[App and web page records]
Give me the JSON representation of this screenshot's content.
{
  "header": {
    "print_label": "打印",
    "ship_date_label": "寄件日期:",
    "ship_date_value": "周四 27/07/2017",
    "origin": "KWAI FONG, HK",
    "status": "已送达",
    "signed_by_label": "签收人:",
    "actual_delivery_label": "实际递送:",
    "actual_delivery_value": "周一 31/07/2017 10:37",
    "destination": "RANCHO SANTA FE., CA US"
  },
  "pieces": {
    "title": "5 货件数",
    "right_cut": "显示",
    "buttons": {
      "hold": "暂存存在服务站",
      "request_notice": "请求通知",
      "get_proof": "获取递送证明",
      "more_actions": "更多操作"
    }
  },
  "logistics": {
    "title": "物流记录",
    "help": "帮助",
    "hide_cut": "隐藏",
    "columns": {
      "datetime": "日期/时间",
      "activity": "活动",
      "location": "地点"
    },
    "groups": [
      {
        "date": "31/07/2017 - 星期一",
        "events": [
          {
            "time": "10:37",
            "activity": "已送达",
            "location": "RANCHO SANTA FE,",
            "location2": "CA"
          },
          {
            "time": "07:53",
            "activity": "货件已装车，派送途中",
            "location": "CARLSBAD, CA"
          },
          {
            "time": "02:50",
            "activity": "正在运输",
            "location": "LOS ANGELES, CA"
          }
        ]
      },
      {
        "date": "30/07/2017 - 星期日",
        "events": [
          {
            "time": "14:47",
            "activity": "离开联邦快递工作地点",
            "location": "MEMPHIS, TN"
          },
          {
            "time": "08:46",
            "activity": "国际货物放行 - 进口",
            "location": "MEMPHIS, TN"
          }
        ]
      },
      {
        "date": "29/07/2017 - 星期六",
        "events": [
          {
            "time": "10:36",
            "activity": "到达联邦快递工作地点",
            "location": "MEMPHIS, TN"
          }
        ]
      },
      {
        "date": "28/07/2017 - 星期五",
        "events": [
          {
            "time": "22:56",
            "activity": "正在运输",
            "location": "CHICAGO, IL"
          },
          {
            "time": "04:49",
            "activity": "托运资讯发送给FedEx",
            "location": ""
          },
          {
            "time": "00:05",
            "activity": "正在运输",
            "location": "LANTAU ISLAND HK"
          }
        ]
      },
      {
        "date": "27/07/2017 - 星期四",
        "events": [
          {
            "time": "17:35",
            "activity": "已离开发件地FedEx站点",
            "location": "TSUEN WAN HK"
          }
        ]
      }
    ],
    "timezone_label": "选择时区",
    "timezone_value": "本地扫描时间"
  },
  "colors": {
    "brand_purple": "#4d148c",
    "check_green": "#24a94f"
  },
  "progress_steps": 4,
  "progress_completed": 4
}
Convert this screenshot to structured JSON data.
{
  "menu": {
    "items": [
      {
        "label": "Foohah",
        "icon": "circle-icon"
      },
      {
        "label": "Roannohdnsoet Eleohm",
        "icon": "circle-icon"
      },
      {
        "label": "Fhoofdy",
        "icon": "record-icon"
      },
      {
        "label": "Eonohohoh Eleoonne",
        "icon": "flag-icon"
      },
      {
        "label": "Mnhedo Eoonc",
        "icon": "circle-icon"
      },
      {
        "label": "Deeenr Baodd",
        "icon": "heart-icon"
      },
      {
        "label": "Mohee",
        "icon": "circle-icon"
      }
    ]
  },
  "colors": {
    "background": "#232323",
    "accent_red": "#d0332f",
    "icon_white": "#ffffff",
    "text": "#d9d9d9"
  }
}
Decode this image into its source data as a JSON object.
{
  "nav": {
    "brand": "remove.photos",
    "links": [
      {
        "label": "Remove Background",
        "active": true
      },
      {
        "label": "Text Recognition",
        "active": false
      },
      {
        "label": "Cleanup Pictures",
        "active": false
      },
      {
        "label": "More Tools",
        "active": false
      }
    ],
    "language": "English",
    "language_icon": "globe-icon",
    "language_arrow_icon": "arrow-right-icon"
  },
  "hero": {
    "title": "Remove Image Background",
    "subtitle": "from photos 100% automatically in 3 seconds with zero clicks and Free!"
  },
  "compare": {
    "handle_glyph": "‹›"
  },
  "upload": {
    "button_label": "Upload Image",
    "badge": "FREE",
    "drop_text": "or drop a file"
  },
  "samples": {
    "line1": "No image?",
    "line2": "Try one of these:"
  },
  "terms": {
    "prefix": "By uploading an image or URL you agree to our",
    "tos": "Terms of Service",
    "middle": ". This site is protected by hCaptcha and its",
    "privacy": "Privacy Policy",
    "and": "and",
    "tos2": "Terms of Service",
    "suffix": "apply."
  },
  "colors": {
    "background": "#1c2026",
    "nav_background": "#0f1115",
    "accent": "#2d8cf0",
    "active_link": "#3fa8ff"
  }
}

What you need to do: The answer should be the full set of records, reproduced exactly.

Task output:
Give me the JSON representation of this screenshot's content.
{
  "header": {
    "print_label": "打印",
    "ship_date_label": "寄件日期:",
    "ship_date_value": "周四 27/07/2017",
    "origin": "KWAI FONG, HK",
    "status": "已送达",
    "signed_by_label": "签收人:",
    "actual_delivery_label": "实际递送:",
    "actual_delivery_value": "周一 31/07/2017 10:37",
    "destination": "RANCHO SANTA FE., CA US"
  },
  "pieces": {
    "title": "5 货件数",
    "right_cut": "显示",
    "buttons": {
      "hold": "暂存存在服务站",
      "request_notice": "请求通知",
      "get_proof": "获取递送证明",
      "more_actions": "更多操作"
    }
  },
  "logistics": {
    "title": "物流记录",
    "help": "帮助",
    "hide_cut": "隐藏",
    "columns": {
      "datetime": "日期/时间",
      "activity": "活动",
      "location": "地点"
    },
    "groups": [
      {
        "date": "31/07/2017 - 星期一",
        "events": [
          {
            "time": "10:37",
            "activity": "已送达",
            "location": "RANCHO SANTA FE,",
            "location2": "CA"
          },
          {
            "time": "07:53",
            "activity": "货件已装车，派送途中",
            "location": "CARLSBAD, CA"
          },
          {
            "time": "02:50",
            "activity": "正在运输",
            "location": "LOS ANGELES, CA"
          }
        ]
      },
      {
        "date": "30/07/2017 - 星期日",
        "events": [
          {
            "time": "14:47",
            "activity": "离开联邦快递工作地点",
            "location": "MEMPHIS, TN"
          },
          {
            "time": "08:46",
            "activity": "国际货物放行 - 进口",
            "location": "MEMPHIS, TN"
          }
        ]
      },
      {
        "date": "29/07/2017 - 星期六",
        "events": [
          {
            "time": "10:36",
            "activity": "到达联邦快递工作地点",
            "location": "MEMPHIS, TN"
          }
        ]
      },
      {
        "date": "28/07/2017 - 星期五",
        "events": [
          {
            "time": "22:56",
            "activity": "正在运输",
            "location": "CHICAGO, IL"
          },
          {
            "time": "04:49",
            "activity": "托运资讯发送给FedEx",
            "location": ""
          },
          {
            "time": "00:05",
            "activity": "正在运输",
            "location": "LANTAU ISLAND HK"
          }
        ]
      },
      {
        "date": "27/07/2017 - 星期四",
        "events": [
          {
            "time": "17:35",
            "activity": "已离开发件地FedEx站点",
            "location": "TSUEN WAN HK"
          }
        ]
      }
    ],
    "timezone_label": "选择时区",
    "timezone_value": "本地扫描时间"
  },
  "colors": {
    "brand_purple": "#4d148c",
    "check_green": "#24a94f"
  },
  "progress_steps": 4,
  "progress_completed": 4
}
Convert this screenshot to structured JSON data.
{
  "menu": {
    "items": [
      {
        "label": "Foohah",
        "icon": "circle-icon"
      },
      {
        "label": "Roannohdnsoet Eleohm",
        "icon": "circle-icon"
      },
      {
        "label": "Fhoofdy",
        "icon": "record-icon"
      },
      {
        "label": "Eonohohoh Eleoonne",
        "icon": "flag-icon"
      },
      {
        "label": "Mnhedo Eoonc",
        "icon": "circle-icon"
      },
      {
        "label": "Deeenr Baodd",
        "icon": "heart-icon"
      },
      {
        "label": "Mohee",
        "icon": "circle-icon"
      }
    ]
  },
  "colors": {
    "background": "#232323",
    "accent_red": "#d0332f",
    "icon_white": "#ffffff",
    "text": "#d9d9d9"
  }
}
Decode this image into its source data as a JSON object.
{
  "nav": {
    "brand": "remove.photos",
    "links": [
      {
        "label": "Remove Background",
        "active": true
      },
      {
        "label": "Text Recognition",
        "active": false
      },
      {
        "label": "Cleanup Pictures",
        "active": false
      },
      {
        "label": "More Tools",
        "active": false
      }
    ],
    "language": "English",
    "language_icon": "globe-icon",
    "language_arrow_icon": "arrow-right-icon"
  },
  "hero": {
    "title": "Remove Image Background",
    "subtitle": "from photos 100% automatically in 3 seconds with zero clicks and Free!"
  },
  "compare": {
    "handle_glyph": "‹›"
  },
  "upload": {
    "button_label": "Upload Image",
    "badge": "FREE",
    "drop_text": "or drop a file"
  },
  "samples": {
    "line1": "No image?",
    "line2": "Try one of these:"
  },
  "terms": {
    "prefix": "By uploading an image or URL you agree to our",
    "tos": "Terms of Service",
    "middle": ". This site is protected by hCaptcha and its",
    "privacy": "Privacy Policy",
    "and": "and",
    "tos2": "Terms of Service",
    "suffix": "apply."
  },
  "colors": {
    "background": "#1c2026",
    "nav_background": "#0f1115",
    "accent": "#2d8cf0",
    "active_link": "#3fa8ff"
  }
}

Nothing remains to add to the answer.